Task requirements: For each line below that holds "Price", return the line as it stands.

Given data:
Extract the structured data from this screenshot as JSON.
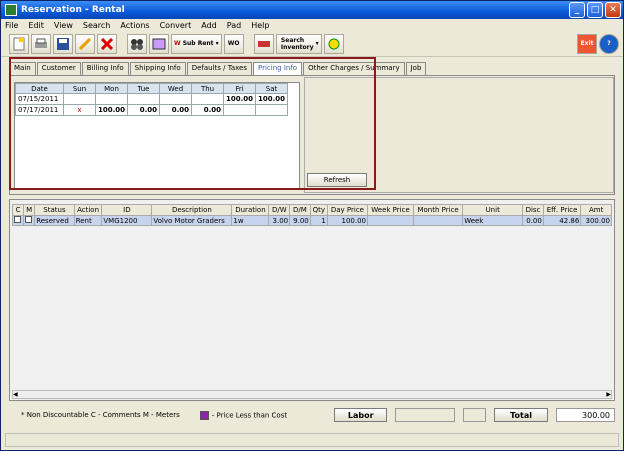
{
  "window": {
    "title": "Reservation - Rental"
  },
  "menu": [
    "File",
    "Edit",
    "View",
    "Search",
    "Actions",
    "Convert",
    "Add",
    "Pad",
    "Help"
  ],
  "toolbar": {
    "sub_rent": "Sub Rent",
    "wo": "WO",
    "search_inventory": "Search Inventory"
  },
  "tabs": [
    "Main",
    "Customer",
    "Billing Info",
    "Shipping Info",
    "Defaults / Taxes",
    "Pricing Info",
    "Other Charges / Summary",
    "Job"
  ],
  "active_tab": "Pricing Info",
  "pricing": {
    "headers": [
      "Date",
      "Sun",
      "Mon",
      "Tue",
      "Wed",
      "Thu",
      "Fri",
      "Sat"
    ],
    "rows": [
      [
        "07/15/2011",
        "",
        "",
        "",
        "",
        "",
        "100.00",
        "100.00"
      ],
      [
        "07/17/2011",
        "x",
        "100.00",
        "0.00",
        "0.00",
        "0.00",
        "",
        ""
      ]
    ],
    "refresh_label": "Refresh"
  },
  "lines": {
    "headers": [
      "C",
      "M",
      "Status",
      "Action",
      "ID",
      "Description",
      "Duration",
      "D/W",
      "D/M",
      "Qty",
      "Day Price",
      "Week Price",
      "Month Price",
      "Unit",
      "Disc",
      "Eff. Price",
      "Amt"
    ],
    "rows": [
      [
        "",
        "",
        "Reserved",
        "Rent",
        "VMG1200",
        "Volvo Motor Graders",
        "1w",
        "3.00",
        "9.00",
        "1",
        "100.00",
        "",
        "",
        "Week",
        "0.00",
        "42.86",
        "300.00"
      ]
    ]
  },
  "status": {
    "legend_text": "* Non Discountable   C - Comments   M - Meters",
    "price_less_text": "- Price Less than Cost",
    "labor_label": "Labor",
    "total_label": "Total",
    "total_value": "300.00"
  }
}
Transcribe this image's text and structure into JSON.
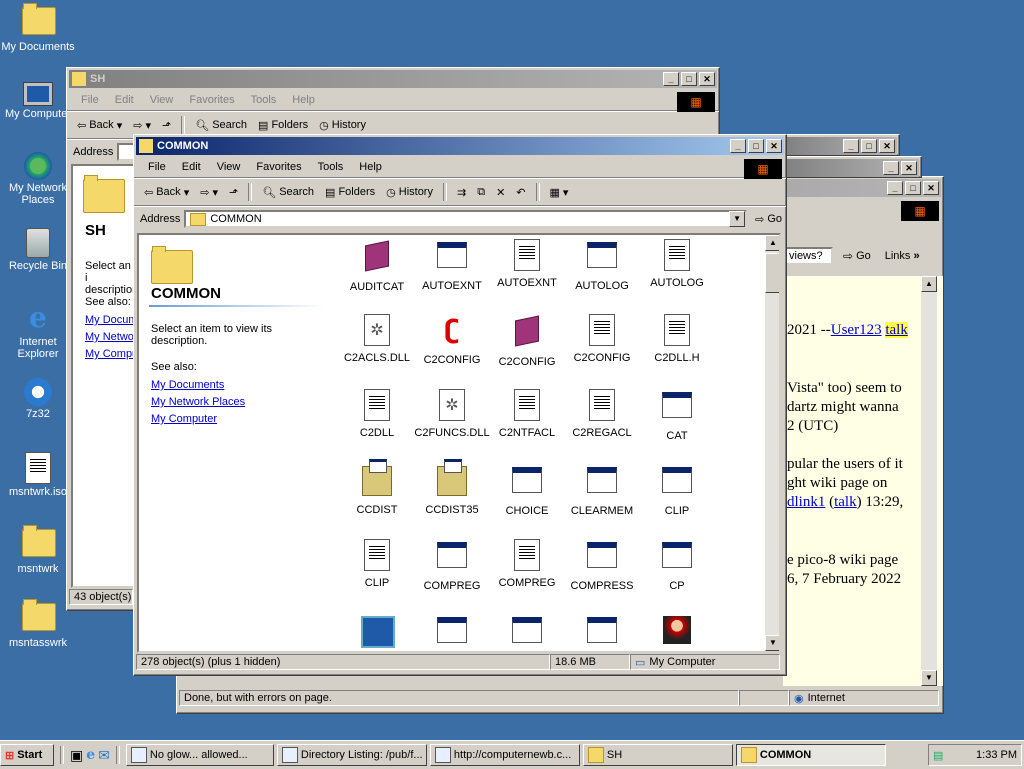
{
  "desktop_icons": [
    {
      "label": "My Documents",
      "icon": "folder-docs-icon"
    },
    {
      "label": "My Computer",
      "icon": "computer-icon"
    },
    {
      "label": "My Network Places",
      "icon": "network-icon"
    },
    {
      "label": "Recycle Bin",
      "icon": "recycle-bin-icon"
    },
    {
      "label": "Internet Explorer",
      "icon": "ie-icon"
    },
    {
      "label": "7z32",
      "icon": "installer-icon"
    },
    {
      "label": "msntwrk.iso",
      "icon": "iso-icon"
    },
    {
      "label": "msntwrk",
      "icon": "folder-icon"
    },
    {
      "label": "msntasswrk",
      "icon": "folder-icon"
    }
  ],
  "sh_window": {
    "title": "SH",
    "menu": [
      "File",
      "Edit",
      "View",
      "Favorites",
      "Tools",
      "Help"
    ],
    "toolbar": {
      "back": "Back",
      "search": "Search",
      "folders": "Folders",
      "history": "History"
    },
    "address_label": "Address",
    "panel_title": "SH",
    "panel_desc": "Select an i description",
    "see_also": "See also:",
    "links": [
      "My Docum",
      "My Netwo",
      "My Compu"
    ],
    "status": "43 object(s)"
  },
  "browser_window": {
    "address_hint": "views?",
    "go": "Go",
    "links": "Links",
    "text_lines": [
      {
        "pre": "2021 --",
        "link": "User123",
        "post": " ",
        "talk": "talk"
      },
      {
        "pre": "Vista\" too) seem to"
      },
      {
        "pre": "dartz might wanna"
      },
      {
        "pre": "2 (UTC)"
      },
      {
        "pre": "pular the users of it"
      },
      {
        "pre": "ght wiki page on"
      },
      {
        "pre": "",
        "link": "dlink1",
        "post": " (",
        "talk": "talk",
        "post2": ") 13:29,"
      },
      {
        "pre": "e pico-8 wiki page"
      },
      {
        "pre": "6, 7 February 2022"
      }
    ],
    "status": "Done, but with errors on page.",
    "zone": "Internet"
  },
  "common_window": {
    "title": "COMMON",
    "menu": [
      "File",
      "Edit",
      "View",
      "Favorites",
      "Tools",
      "Help"
    ],
    "toolbar": {
      "back": "Back",
      "search": "Search",
      "folders": "Folders",
      "history": "History"
    },
    "address_label": "Address",
    "address_value": "COMMON",
    "go": "Go",
    "panel_title": "COMMON",
    "panel_desc": "Select an item to view its description.",
    "see_also": "See also:",
    "links": [
      "My Documents",
      "My Network Places",
      "My Computer"
    ],
    "files": [
      {
        "name": "AUDITCAT",
        "type": "book"
      },
      {
        "name": "AUTOEXNT",
        "type": "app"
      },
      {
        "name": "AUTOEXNT",
        "type": "doc"
      },
      {
        "name": "AUTOLOG",
        "type": "app"
      },
      {
        "name": "AUTOLOG",
        "type": "doc"
      },
      {
        "name": "C2ACLS.DLL",
        "type": "gear"
      },
      {
        "name": "C2CONFIG",
        "type": "c2"
      },
      {
        "name": "C2CONFIG",
        "type": "book"
      },
      {
        "name": "C2CONFIG",
        "type": "doc"
      },
      {
        "name": "C2DLL.H",
        "type": "doc"
      },
      {
        "name": "C2DLL",
        "type": "doc"
      },
      {
        "name": "C2FUNCS.DLL",
        "type": "gear"
      },
      {
        "name": "C2NTFACL",
        "type": "doc"
      },
      {
        "name": "C2REGACL",
        "type": "doc"
      },
      {
        "name": "CAT",
        "type": "app"
      },
      {
        "name": "CCDIST",
        "type": "box"
      },
      {
        "name": "CCDIST35",
        "type": "box"
      },
      {
        "name": "CHOICE",
        "type": "app"
      },
      {
        "name": "CLEARMEM",
        "type": "app"
      },
      {
        "name": "CLIP",
        "type": "app"
      },
      {
        "name": "CLIP",
        "type": "doc"
      },
      {
        "name": "COMPREG",
        "type": "app"
      },
      {
        "name": "COMPREG",
        "type": "doc"
      },
      {
        "name": "COMPRESS",
        "type": "app"
      },
      {
        "name": "CP",
        "type": "app"
      },
      {
        "name": "",
        "type": "cubes"
      },
      {
        "name": "",
        "type": "app"
      },
      {
        "name": "",
        "type": "app"
      },
      {
        "name": "",
        "type": "app"
      },
      {
        "name": "",
        "type": "person"
      }
    ],
    "status_objects": "278 object(s) (plus 1 hidden)",
    "status_size": "18.6 MB",
    "status_zone": "My Computer"
  },
  "taskbar": {
    "start": "Start",
    "tasks": [
      "No glow... allowed...",
      "Directory Listing: /pub/f...",
      "http://computernewb.c...",
      "SH",
      "COMMON"
    ],
    "active_task": "COMMON",
    "clock": "1:33 PM"
  },
  "colors": {
    "desktop": "#3a6ea5",
    "active_title": "#0a246a",
    "face": "#d4d0c8"
  }
}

Your solution:
      "Day Price",
      "Week Price",
      "Month Price",
      "Eff. Price",
    "price_less_text": "- Price Less than Cost",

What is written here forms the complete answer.